▶ **The data**:
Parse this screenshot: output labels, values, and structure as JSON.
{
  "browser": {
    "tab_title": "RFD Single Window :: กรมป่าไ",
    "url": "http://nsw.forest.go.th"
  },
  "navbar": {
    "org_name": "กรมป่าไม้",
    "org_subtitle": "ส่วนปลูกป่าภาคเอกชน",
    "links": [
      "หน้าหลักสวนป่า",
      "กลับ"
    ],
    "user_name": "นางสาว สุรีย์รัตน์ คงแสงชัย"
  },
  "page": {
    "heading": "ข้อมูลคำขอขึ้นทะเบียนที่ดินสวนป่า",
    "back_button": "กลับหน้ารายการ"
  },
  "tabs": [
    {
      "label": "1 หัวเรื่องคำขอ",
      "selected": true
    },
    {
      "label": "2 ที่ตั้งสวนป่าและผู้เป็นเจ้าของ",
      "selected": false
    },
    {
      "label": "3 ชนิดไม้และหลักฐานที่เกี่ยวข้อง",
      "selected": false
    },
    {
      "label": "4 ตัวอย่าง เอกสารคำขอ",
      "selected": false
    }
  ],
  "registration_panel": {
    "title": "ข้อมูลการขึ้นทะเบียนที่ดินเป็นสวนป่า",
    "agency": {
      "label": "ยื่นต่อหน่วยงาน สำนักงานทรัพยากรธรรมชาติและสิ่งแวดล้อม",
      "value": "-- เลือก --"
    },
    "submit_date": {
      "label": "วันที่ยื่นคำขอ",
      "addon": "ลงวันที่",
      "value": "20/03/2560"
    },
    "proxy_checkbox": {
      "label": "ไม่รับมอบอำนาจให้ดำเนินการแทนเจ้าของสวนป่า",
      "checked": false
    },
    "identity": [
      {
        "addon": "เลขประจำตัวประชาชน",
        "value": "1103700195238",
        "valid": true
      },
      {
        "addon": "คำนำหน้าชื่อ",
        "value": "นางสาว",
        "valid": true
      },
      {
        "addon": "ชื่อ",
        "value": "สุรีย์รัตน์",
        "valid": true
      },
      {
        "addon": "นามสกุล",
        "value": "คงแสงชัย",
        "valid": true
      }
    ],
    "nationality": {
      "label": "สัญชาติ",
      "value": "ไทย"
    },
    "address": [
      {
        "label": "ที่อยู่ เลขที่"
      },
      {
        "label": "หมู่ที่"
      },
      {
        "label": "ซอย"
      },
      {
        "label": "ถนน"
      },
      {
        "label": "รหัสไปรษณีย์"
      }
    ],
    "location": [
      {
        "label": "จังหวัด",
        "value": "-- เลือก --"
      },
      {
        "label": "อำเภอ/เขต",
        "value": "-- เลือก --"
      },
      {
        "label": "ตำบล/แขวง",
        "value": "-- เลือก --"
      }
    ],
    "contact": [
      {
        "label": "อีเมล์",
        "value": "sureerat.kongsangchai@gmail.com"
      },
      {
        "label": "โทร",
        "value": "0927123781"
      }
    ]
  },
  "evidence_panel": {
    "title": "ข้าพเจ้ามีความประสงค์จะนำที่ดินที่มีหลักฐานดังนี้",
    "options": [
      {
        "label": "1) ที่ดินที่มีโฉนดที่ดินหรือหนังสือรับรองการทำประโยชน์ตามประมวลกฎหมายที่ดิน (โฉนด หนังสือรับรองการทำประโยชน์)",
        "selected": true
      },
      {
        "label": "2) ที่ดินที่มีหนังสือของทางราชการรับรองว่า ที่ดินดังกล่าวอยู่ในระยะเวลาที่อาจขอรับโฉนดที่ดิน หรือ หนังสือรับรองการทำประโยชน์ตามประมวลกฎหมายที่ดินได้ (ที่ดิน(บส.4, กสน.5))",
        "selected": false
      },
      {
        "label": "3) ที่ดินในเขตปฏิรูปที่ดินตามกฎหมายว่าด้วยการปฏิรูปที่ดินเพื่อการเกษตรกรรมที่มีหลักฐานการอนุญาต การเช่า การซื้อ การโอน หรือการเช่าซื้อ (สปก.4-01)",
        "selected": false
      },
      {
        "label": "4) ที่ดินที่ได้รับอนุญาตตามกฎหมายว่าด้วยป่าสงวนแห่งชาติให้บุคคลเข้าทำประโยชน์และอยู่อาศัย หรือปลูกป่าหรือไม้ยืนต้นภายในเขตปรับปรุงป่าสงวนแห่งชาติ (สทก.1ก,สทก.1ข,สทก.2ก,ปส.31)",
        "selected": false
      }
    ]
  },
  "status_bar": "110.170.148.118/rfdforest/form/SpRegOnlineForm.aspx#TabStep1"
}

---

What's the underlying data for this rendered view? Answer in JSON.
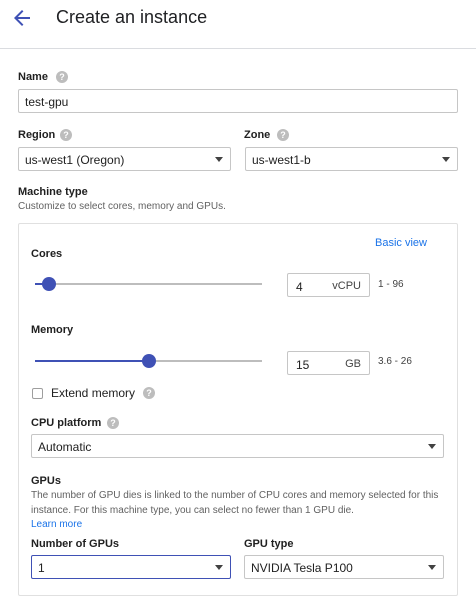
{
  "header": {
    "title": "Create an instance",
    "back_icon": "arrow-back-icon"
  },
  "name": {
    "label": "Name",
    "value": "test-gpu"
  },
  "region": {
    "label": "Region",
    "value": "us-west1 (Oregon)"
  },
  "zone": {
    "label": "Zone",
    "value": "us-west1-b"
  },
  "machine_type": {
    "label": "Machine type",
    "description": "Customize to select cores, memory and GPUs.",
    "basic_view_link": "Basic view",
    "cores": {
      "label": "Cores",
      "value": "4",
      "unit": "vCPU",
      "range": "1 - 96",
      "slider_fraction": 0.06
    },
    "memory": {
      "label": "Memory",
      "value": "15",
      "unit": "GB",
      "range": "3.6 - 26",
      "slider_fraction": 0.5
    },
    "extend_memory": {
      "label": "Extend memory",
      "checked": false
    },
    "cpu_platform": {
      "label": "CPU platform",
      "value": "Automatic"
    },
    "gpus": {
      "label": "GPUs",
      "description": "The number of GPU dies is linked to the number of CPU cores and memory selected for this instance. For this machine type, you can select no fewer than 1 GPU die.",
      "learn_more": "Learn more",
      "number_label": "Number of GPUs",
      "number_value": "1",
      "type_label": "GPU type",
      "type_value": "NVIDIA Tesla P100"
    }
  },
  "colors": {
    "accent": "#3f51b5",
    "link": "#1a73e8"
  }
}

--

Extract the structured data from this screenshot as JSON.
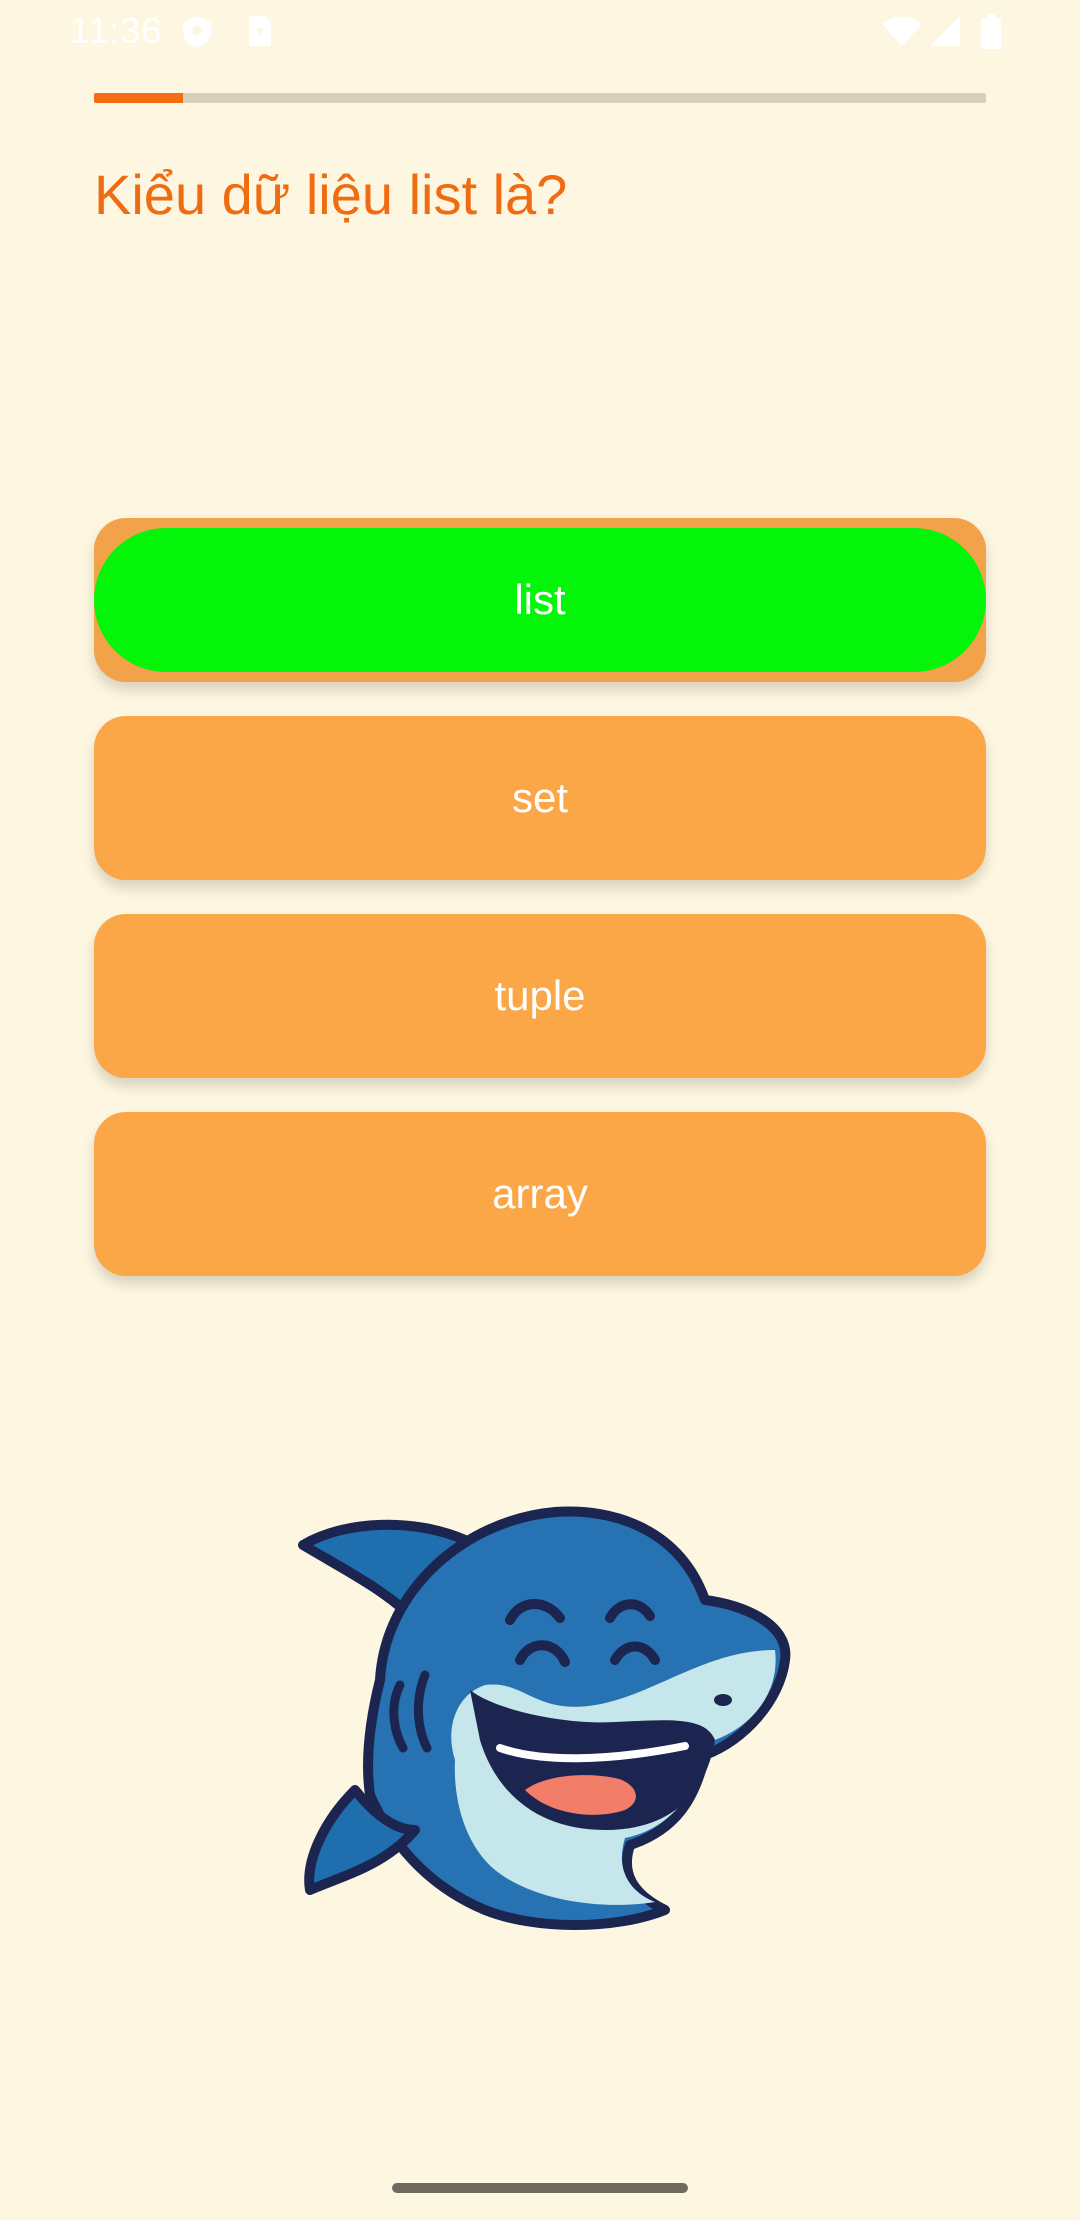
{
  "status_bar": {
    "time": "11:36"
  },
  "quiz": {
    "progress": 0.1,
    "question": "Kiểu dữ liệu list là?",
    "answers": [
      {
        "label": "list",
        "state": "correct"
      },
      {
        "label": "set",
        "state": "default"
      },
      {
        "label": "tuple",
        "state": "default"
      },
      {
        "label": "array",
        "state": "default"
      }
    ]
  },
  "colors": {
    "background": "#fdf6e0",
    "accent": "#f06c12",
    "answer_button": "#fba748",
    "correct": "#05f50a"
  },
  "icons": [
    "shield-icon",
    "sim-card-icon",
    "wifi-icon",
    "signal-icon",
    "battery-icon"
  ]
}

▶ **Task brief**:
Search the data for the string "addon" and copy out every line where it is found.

▶ **Output for this task**:
      "addon": "ลงวันที่",
        "addon": "เลขประจำตัวประชาชน",
        "addon": "คำนำหน้าชื่อ",
        "addon": "ชื่อ",
        "addon": "นามสกุล",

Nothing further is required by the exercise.